Task prompt: Which lines in the listing below contain the word "role"? Copy each one.

╭─ Supplied material

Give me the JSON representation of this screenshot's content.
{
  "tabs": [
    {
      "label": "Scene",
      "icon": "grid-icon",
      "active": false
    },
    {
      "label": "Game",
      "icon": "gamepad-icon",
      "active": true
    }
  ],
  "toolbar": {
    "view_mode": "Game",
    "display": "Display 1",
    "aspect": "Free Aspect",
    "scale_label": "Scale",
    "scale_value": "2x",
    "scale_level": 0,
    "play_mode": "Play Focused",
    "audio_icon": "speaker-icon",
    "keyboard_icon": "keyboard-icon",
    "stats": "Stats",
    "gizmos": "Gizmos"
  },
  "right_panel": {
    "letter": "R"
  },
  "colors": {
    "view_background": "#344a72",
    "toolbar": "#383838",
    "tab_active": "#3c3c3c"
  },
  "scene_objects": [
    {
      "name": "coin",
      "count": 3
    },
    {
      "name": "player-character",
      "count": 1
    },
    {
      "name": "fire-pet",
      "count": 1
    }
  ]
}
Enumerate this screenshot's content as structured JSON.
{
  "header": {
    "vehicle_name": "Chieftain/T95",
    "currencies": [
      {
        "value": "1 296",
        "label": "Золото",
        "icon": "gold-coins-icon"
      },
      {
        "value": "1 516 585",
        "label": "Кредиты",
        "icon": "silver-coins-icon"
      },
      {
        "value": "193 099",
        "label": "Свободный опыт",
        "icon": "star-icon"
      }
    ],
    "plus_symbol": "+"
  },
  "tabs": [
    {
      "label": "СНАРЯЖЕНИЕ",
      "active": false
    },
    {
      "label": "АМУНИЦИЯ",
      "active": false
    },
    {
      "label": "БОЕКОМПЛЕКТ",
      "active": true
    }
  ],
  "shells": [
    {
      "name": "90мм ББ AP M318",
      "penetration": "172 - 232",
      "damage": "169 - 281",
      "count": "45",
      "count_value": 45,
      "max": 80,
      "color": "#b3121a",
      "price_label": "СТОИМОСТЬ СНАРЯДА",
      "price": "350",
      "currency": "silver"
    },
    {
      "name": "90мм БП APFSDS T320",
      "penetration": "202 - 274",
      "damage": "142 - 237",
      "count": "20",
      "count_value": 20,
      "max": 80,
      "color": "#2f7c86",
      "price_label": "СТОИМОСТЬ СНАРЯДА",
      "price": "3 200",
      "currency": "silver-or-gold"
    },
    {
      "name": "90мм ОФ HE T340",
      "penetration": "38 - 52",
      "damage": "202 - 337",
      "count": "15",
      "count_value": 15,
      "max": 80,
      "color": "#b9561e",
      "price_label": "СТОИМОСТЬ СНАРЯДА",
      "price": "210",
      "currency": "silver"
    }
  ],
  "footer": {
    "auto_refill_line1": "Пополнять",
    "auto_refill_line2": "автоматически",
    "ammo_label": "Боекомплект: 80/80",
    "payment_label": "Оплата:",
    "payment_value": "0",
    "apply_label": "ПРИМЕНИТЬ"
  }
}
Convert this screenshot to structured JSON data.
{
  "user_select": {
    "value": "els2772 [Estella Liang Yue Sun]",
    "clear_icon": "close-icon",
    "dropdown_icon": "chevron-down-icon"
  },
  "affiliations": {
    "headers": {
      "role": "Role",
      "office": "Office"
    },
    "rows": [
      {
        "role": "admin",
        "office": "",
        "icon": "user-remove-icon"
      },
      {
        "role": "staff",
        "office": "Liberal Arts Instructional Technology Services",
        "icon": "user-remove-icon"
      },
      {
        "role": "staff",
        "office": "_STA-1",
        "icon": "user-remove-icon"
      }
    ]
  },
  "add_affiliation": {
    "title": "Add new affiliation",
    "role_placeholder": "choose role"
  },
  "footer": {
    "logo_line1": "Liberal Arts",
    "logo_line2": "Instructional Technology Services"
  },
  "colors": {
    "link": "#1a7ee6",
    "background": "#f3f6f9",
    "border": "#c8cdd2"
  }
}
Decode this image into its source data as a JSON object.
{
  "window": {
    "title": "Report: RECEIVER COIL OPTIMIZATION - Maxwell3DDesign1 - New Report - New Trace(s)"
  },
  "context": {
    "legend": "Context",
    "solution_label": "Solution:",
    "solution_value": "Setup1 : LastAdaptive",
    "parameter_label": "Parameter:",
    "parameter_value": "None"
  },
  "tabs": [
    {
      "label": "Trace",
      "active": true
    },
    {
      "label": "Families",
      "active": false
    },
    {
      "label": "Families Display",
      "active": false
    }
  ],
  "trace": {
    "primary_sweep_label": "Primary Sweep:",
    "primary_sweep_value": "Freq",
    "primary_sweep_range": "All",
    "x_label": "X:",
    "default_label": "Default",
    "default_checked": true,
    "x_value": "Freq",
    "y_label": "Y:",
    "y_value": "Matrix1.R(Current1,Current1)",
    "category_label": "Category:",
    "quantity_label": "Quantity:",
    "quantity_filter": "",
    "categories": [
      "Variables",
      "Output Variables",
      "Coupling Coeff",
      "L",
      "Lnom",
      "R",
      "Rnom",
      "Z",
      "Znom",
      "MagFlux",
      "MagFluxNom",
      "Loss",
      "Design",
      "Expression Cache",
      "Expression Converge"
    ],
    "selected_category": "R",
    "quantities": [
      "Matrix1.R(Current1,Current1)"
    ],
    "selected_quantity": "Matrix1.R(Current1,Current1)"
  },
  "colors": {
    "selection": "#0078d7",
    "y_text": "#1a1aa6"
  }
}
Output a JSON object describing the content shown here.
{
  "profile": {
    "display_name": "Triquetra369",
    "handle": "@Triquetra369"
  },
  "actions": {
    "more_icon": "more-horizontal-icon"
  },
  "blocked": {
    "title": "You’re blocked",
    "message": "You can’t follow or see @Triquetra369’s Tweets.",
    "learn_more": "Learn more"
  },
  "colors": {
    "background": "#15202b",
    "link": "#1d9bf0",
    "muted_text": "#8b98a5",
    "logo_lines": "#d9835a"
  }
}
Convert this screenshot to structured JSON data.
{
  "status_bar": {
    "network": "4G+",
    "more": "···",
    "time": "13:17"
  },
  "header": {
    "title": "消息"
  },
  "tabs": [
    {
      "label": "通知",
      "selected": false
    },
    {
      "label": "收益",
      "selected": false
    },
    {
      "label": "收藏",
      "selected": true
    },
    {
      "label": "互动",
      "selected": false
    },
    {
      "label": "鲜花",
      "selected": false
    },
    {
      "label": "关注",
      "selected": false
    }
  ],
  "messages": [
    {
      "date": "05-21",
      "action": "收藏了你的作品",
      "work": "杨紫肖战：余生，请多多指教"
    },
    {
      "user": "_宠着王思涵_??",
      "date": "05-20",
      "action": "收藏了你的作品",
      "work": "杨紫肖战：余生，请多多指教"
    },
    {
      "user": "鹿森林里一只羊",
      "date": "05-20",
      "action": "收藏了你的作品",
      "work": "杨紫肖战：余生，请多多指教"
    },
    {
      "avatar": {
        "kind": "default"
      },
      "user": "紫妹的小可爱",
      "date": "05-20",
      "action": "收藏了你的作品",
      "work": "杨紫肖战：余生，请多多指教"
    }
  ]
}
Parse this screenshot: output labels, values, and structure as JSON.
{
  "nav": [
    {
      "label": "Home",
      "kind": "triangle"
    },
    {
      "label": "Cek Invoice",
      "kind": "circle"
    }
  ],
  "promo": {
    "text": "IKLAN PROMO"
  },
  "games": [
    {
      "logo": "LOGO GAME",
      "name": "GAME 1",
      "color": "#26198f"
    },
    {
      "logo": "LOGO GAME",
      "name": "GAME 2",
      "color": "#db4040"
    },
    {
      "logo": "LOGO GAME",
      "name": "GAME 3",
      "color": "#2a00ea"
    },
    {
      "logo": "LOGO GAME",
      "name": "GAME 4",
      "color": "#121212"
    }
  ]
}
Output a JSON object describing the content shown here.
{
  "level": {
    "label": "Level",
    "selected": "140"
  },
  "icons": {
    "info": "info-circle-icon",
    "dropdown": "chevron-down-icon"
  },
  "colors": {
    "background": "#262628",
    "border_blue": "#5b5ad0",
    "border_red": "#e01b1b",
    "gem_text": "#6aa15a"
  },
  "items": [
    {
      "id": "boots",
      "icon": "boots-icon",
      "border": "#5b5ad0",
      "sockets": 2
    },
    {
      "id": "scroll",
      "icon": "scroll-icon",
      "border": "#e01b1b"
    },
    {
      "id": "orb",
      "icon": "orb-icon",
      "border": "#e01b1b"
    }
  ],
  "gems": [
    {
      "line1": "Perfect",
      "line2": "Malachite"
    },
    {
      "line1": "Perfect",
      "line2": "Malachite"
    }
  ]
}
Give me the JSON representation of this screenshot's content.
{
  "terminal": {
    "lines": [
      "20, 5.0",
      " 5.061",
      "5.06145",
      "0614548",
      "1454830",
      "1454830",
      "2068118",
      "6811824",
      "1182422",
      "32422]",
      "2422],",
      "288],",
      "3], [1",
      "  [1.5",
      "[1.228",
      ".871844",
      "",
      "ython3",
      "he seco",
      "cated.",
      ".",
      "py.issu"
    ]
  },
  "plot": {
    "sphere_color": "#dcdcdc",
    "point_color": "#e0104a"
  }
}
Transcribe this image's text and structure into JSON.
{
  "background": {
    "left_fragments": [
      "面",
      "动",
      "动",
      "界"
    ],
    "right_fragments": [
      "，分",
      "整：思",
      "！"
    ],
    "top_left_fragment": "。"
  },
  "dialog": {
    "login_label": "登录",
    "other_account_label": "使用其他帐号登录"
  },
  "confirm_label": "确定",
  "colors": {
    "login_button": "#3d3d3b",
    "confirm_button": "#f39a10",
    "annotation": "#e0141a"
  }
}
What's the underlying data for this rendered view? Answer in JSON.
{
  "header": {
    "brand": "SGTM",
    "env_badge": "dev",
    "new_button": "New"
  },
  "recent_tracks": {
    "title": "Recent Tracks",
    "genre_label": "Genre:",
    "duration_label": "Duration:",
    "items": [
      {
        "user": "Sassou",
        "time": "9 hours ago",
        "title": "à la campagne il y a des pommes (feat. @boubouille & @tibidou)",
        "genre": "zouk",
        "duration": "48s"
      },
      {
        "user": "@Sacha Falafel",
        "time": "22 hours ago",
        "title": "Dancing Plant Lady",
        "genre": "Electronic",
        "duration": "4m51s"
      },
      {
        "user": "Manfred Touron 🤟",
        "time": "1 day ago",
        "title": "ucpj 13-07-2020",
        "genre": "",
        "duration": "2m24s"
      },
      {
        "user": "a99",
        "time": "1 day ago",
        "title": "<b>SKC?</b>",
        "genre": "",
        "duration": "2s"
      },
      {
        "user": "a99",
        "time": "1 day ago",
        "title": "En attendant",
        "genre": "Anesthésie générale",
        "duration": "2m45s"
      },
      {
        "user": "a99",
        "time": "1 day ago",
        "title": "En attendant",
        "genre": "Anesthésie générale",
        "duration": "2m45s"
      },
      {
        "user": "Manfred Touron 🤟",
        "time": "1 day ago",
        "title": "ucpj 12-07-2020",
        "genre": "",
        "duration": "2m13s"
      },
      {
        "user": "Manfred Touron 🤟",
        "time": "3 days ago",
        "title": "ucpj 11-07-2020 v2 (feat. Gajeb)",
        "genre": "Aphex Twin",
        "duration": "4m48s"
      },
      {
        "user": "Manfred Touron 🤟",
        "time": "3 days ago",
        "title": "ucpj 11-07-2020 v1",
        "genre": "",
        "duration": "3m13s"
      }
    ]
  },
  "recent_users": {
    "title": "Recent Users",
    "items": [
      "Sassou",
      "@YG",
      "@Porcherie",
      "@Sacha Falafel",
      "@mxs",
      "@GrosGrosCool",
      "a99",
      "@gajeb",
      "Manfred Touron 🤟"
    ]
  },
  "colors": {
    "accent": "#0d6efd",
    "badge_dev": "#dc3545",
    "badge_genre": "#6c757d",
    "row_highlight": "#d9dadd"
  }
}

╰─

Result of the task:
      "role": "Role",
        "role": "admin",
        "role": "staff",
        "role": "staff",
    "role_placeholder": "choose role"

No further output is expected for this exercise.